* [What to work on]: Go through the data and copy each line that holds "settings".

* [Records to process]:
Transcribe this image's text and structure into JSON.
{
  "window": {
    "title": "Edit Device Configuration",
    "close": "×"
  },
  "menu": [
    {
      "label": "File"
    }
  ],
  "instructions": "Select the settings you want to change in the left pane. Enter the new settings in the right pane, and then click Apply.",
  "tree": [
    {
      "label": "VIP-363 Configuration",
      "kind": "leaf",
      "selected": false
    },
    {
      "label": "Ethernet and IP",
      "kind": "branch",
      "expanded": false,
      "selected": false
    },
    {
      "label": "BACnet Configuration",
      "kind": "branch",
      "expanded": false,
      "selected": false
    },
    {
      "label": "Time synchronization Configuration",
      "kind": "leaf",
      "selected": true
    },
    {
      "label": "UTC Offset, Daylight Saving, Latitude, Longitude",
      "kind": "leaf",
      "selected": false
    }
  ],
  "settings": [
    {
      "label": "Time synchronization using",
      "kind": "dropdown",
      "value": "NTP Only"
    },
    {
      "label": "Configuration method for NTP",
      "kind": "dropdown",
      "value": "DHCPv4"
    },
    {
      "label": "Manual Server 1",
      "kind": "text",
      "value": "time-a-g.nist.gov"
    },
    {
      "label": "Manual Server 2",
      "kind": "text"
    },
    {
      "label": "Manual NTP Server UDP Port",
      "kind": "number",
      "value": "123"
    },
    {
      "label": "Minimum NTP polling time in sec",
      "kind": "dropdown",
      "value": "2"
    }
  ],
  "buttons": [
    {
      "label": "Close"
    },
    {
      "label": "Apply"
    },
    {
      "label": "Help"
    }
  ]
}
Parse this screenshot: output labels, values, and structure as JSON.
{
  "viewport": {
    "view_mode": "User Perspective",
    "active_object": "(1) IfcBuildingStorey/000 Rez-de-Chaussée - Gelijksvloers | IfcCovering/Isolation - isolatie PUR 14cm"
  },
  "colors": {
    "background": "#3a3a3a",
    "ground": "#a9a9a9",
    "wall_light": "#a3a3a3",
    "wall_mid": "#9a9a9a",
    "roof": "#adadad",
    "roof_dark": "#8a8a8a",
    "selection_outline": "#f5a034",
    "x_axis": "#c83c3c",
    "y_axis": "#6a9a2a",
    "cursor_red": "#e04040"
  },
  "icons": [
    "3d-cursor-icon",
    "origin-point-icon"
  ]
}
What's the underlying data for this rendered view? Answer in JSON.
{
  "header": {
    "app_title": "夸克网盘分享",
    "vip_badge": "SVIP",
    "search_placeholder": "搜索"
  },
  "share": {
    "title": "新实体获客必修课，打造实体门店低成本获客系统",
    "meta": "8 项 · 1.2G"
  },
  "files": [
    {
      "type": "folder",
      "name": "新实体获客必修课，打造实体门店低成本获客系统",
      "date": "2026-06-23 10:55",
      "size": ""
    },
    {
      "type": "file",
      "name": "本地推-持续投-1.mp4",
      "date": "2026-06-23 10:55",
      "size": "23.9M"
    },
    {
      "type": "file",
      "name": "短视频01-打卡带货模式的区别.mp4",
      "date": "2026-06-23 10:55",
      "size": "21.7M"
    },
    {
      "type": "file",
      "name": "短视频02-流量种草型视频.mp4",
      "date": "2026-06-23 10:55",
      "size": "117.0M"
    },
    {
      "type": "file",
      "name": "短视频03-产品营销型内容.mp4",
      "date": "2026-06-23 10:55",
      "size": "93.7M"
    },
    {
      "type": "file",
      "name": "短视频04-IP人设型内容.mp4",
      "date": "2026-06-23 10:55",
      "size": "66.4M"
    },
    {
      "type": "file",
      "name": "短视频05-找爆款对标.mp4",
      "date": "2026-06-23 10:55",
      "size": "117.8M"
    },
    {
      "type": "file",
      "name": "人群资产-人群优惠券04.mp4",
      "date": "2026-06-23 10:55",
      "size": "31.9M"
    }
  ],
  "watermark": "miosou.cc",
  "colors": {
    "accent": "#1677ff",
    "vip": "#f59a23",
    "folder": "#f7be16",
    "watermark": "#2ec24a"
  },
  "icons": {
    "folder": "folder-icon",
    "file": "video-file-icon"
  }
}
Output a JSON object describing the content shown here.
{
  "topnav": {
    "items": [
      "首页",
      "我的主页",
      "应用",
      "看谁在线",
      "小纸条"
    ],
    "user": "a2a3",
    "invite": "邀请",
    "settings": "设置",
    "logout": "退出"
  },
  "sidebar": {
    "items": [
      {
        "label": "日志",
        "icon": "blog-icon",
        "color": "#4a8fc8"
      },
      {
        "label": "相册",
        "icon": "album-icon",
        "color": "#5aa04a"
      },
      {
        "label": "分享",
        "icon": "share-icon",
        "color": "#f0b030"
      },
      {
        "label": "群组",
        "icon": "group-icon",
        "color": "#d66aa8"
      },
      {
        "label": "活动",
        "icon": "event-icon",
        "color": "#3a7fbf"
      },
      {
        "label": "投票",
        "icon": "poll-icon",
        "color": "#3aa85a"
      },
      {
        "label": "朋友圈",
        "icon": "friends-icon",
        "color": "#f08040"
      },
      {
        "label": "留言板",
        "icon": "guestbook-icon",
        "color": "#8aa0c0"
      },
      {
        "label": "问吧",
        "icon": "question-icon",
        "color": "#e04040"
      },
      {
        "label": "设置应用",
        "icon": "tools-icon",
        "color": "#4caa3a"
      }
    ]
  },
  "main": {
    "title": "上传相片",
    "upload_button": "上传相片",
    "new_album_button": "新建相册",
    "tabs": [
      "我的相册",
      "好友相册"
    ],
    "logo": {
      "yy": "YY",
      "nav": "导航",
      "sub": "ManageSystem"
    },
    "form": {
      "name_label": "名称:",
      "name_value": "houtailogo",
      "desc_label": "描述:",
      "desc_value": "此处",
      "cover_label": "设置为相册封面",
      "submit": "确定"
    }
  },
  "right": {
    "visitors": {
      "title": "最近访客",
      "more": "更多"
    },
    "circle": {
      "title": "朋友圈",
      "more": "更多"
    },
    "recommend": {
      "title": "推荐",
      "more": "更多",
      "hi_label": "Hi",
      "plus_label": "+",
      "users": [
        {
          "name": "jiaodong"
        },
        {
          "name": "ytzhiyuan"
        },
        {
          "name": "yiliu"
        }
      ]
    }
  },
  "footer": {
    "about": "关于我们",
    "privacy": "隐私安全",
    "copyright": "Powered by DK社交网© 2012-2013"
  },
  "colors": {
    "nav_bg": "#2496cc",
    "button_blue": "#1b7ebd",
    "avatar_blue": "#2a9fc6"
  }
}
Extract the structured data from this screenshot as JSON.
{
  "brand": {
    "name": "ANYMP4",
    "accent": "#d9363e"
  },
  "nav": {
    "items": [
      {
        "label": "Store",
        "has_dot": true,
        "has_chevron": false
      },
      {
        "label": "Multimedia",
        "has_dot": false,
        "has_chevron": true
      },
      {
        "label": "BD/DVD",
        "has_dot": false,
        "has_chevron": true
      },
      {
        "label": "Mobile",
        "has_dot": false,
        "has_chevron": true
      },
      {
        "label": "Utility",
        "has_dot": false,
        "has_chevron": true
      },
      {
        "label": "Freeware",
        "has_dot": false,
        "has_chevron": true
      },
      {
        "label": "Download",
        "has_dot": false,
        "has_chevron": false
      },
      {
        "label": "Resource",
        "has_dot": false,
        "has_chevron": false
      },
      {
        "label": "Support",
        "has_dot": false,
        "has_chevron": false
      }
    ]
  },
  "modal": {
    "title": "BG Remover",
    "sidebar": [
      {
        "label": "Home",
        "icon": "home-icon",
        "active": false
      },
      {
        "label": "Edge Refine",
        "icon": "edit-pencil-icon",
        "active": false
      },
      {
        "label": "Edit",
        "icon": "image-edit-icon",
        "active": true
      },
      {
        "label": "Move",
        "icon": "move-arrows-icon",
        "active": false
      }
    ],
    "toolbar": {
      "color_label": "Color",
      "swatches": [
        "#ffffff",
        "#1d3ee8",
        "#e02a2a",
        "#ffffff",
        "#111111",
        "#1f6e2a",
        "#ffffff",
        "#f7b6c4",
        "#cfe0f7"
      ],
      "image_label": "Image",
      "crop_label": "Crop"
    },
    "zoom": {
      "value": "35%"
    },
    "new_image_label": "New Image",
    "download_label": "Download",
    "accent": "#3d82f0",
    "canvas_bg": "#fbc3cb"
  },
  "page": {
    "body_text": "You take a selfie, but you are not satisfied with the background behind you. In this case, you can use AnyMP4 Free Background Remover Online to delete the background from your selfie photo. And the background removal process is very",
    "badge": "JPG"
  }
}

* [Task answer]:
  "instructions": "Select the settings you want to change in the left pane. Enter the new settings in the right pane, and then click Apply.",
  "settings": [
    "settings": "设置",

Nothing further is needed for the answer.